DESCRIPTION OF THE TASK
Count each line below that has "beeps" anywhere in it. Answer with the total alone.

[EXTRACTED ENTRIES Boundary: Start]

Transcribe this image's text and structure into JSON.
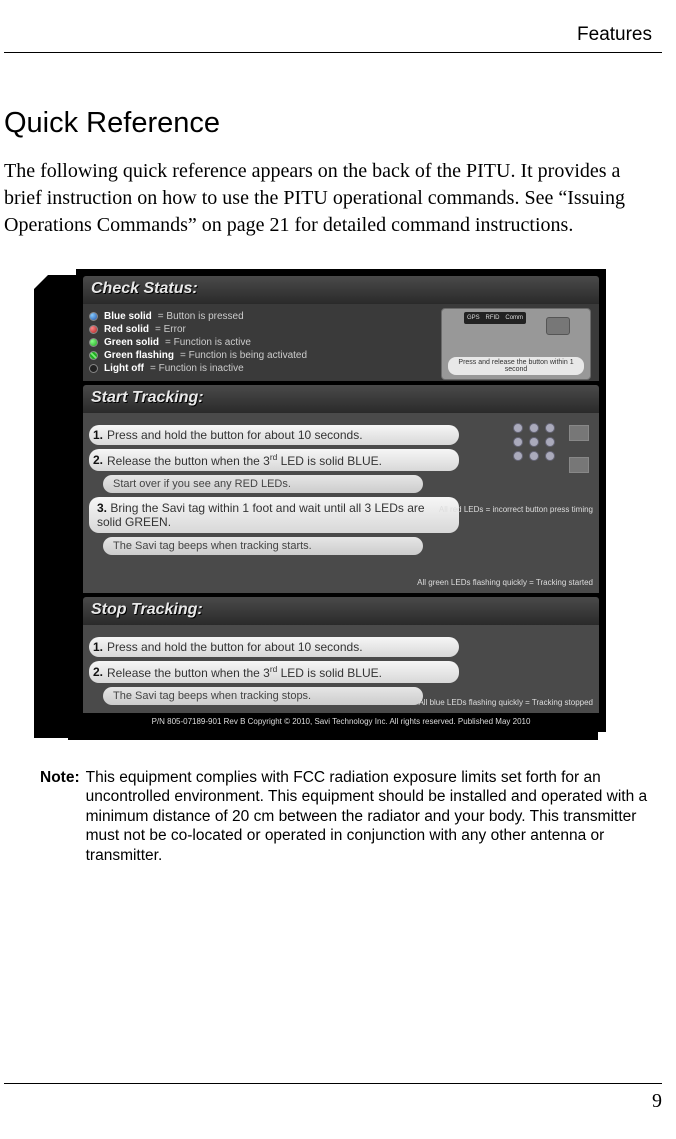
{
  "header": {
    "label": "Features"
  },
  "title": "Quick Reference",
  "intro": "The following quick reference appears on the back of the PITU. It provides a brief instruction on how to use the PITU operational commands. See “Issuing Operations Commands” on page 21 for detailed command instructions.",
  "check": {
    "title": "Check Status:",
    "rows": [
      {
        "led": "blue",
        "label": "Blue solid",
        "desc": " = Button is pressed"
      },
      {
        "led": "red",
        "label": "Red solid",
        "desc": "  = Error"
      },
      {
        "led": "green",
        "label": "Green solid",
        "desc": " = Function is active"
      },
      {
        "led": "flash",
        "label": "Green flashing",
        "desc": " = Function is being activated"
      },
      {
        "led": "off",
        "label": "Light off",
        "desc": " = Function is inactive"
      }
    ],
    "device_labels": {
      "a": "GPS",
      "b": "RFID",
      "c": "Comm"
    },
    "tip": "Press and release the button within 1 second"
  },
  "start": {
    "title": "Start Tracking:",
    "steps": [
      {
        "n": "1.",
        "t": "Press and hold the button for about 10 seconds."
      },
      {
        "n": "2.",
        "t_html": "Release the button when the 3<sup>rd</sup> LED is solid BLUE."
      }
    ],
    "sub1": "Start over if you see any RED LEDs.",
    "note1": "All red LEDs = incorrect button press timing",
    "step3": {
      "n": "3.",
      "t": "Bring the Savi tag within 1 foot and wait until all 3 LEDs are solid GREEN."
    },
    "sub2": "The Savi tag beeps when tracking starts.",
    "note2": "All green LEDs flashing quickly = Tracking started"
  },
  "stop": {
    "title": "Stop Tracking:",
    "steps": [
      {
        "n": "1.",
        "t": "Press and hold the button for about 10 seconds."
      },
      {
        "n": "2.",
        "t_html": "Release the button when the 3<sup>rd</sup> LED is solid BLUE."
      }
    ],
    "sub": "The Savi tag beeps when tracking stops.",
    "note": "All blue LEDs flashing quickly = Tracking stopped"
  },
  "card_footer": "P/N 805-07189-901 Rev B   Copyright © 2010, Savi Technology Inc.   All rights reserved.  Published May 2010",
  "note": {
    "label": "Note:",
    "text": "This equipment complies with FCC radiation exposure limits set forth for an uncontrolled environment. This equipment should be installed and operated with a minimum distance of 20 cm between the radiator and your body. This transmitter must not be co-located or operated in conjunction with any other antenna or transmitter."
  },
  "page_number": "9"
}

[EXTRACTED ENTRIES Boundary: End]

SOLUTION TO THE EXERCISE
2